Imagination: You've been named an emerging leader. What work are you most proud of, and how have you helped your organization evolve?
Christina Orda Tagle: The work I am most proud of is the development and enhancement of the marketing for live courses. In the past year, the overall marketing strategy and efforts have significantly increased course registrations— exceeding our goals—with several courses having record-breaking attendance.
Kim Greene: One of my favorite projects has been launching a Twitter account for Educational Leadership (@ELmagazine). I know this isn’t exactly the newest content strategy in 2017, but I prefer to call us fashionably late! @ELmagazine has supported our evolution in a few ways—some planned, some unplanned. First, it has served as a test case as a secondary account to the association’s robust account (@ASCD). With some overlapping content and some unique content, it’s one more way for potential readers and members to learn about our work.

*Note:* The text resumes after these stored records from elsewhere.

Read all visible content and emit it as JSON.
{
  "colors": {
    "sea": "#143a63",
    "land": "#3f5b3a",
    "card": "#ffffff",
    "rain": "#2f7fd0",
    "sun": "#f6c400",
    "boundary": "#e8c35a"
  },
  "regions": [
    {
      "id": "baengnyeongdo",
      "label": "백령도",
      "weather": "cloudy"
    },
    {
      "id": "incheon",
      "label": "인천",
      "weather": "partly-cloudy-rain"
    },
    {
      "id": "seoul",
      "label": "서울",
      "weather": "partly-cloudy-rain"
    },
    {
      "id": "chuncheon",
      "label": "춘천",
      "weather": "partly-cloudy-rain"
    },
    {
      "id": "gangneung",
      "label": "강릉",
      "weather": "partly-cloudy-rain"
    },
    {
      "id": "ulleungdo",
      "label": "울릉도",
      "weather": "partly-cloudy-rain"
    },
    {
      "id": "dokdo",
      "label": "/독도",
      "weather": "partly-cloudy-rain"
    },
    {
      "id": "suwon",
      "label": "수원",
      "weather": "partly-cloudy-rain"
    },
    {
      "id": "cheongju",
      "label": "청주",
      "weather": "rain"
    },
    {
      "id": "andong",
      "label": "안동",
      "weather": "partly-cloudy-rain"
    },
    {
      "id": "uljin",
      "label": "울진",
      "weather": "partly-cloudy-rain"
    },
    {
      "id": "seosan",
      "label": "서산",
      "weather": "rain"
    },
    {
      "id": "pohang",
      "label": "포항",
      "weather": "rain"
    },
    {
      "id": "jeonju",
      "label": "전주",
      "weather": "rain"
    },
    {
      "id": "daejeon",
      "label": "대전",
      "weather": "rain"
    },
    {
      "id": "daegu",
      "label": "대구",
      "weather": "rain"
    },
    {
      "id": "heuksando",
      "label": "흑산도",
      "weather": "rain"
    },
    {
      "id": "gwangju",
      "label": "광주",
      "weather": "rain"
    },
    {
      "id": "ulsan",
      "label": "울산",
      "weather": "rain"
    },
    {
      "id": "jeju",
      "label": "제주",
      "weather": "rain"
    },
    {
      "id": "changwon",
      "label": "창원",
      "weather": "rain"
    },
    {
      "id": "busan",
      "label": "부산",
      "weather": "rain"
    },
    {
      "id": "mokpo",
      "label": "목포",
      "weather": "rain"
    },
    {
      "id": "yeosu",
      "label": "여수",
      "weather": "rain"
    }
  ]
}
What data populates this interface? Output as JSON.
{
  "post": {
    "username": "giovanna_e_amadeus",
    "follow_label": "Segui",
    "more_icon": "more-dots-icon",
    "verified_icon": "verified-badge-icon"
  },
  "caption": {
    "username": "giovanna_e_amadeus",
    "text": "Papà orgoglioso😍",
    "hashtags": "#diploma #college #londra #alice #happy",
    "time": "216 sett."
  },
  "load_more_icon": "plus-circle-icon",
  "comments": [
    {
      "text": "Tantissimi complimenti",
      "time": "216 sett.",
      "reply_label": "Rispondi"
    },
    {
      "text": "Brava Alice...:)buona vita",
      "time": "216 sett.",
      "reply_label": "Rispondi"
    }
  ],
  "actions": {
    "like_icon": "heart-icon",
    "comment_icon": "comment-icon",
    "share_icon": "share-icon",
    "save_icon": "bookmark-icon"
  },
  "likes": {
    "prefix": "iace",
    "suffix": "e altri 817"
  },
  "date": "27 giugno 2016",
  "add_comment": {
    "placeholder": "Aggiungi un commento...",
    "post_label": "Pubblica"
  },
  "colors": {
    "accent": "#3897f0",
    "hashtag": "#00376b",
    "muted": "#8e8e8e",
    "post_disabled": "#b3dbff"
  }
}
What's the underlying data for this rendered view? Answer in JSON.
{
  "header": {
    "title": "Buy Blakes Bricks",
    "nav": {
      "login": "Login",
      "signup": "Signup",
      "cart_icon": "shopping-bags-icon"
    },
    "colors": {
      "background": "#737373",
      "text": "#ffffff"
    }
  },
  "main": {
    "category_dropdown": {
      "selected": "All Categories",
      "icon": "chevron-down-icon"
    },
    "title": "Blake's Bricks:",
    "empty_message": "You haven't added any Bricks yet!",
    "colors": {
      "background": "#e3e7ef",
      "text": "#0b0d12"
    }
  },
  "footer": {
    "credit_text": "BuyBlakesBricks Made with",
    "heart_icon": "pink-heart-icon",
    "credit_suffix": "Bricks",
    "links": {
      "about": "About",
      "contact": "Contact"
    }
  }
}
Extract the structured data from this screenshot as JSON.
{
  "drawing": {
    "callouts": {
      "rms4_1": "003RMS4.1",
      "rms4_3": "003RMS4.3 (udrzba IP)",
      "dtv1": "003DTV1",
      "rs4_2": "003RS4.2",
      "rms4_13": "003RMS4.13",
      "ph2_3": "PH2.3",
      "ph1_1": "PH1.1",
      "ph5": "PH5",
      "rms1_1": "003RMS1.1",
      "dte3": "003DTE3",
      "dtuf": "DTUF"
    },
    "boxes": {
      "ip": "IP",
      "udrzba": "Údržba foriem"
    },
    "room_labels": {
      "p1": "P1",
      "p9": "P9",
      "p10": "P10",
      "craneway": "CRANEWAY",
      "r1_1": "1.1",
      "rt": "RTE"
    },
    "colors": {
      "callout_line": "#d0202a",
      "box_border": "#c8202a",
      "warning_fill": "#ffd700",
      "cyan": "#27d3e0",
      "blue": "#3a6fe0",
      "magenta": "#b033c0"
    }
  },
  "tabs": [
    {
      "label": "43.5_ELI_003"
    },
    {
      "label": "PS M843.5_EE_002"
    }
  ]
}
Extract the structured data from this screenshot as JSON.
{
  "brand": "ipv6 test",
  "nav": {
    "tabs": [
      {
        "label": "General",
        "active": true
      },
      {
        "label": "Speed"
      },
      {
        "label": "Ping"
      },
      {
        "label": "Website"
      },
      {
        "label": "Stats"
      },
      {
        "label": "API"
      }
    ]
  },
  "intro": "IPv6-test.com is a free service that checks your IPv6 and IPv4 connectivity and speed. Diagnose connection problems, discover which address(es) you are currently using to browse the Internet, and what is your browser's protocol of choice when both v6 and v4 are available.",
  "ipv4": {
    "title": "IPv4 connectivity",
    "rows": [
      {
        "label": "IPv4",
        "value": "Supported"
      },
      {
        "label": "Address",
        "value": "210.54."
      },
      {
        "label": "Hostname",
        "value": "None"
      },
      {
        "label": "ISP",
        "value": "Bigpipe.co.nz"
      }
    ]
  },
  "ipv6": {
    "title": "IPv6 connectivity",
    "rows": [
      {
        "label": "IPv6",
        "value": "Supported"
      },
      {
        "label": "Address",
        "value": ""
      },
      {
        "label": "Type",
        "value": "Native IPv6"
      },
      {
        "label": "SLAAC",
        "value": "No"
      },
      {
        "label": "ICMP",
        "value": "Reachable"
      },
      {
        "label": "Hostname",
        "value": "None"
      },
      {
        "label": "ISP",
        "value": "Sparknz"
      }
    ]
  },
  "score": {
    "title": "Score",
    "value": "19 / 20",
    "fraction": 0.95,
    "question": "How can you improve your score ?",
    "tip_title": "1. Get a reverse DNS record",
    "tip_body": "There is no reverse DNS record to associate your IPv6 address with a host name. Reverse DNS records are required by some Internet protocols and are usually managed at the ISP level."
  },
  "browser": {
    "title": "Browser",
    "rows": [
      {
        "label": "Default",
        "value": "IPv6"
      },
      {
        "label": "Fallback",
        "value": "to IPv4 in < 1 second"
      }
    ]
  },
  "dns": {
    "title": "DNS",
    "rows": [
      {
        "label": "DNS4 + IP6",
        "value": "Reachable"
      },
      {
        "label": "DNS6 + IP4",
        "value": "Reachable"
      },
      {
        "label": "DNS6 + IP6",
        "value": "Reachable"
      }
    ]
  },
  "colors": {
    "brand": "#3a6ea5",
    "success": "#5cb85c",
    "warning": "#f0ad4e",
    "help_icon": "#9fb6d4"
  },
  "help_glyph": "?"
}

Second, we’ve seen informal professional learning networks pop up organically on Twitter around our articles and theme issues. In one case, two educators took it upon themselves to organize daily Twitter chats to discuss our November 2016 issue. That’s an editor’s dream—seeing your readers come together to get every morsel of information possible out of an article.
Matt Davenport: When I first started at Chemical & Engineering News (C&EN), we were creating multimedia to augment our written journalism. Since then, our mindset has changed to making multimedia journalism—telling stories that are important to our readers using audiovisual platforms. We are also trying out new things including interactive graphics, producing audio stories and our first same-day news video about the Nobel Prize in Chemistry.
Meg White: I’m most proud of the strategies I’ve crafted to bridge the digital-print divide. When I first started at the National Association of Realtors, online content was an afterthought. Making the case for a methodical approach to producing online content and making print materials available digitally was initially a tough sell for a small staff. By creating dynamic, free or low-cost tools that our team could use to communicate, plan and strategize, I was able to lead us forward and establish a framework for continuing growth in this area. Now, we routinely execute digital-first strategies and determine how to make the most of our online and offline platforms to reach the largest share of members.
Imagination: What's on your content marketing wish list for the future?
Kim Greene: I’d like to help launch a blog to extend our content in a way that will allow us to respond to timely events in the field, reach more readers and interact with existing readers.
Christina Orda Tagle: Data-mining software is on my wish list for the future because I believe with predictive analytics, we will be better able to target customers and potential customers on a new level, giving us competitive advantage and increasing the bottom line.
Matt Davenport: I think there’s an expectation today that part of a journalist’s job is to help share and promote their work and that of the news outlets they work for. How reporters use social media and engage with readers becomes part of the brand.
Meg White: I’d love to see improvements in how digital versions of print materials appear when shared online. Also, I think enterprise-level social media management and email campaign software could both stand to make some leaps forward in terms of usability and flexibility.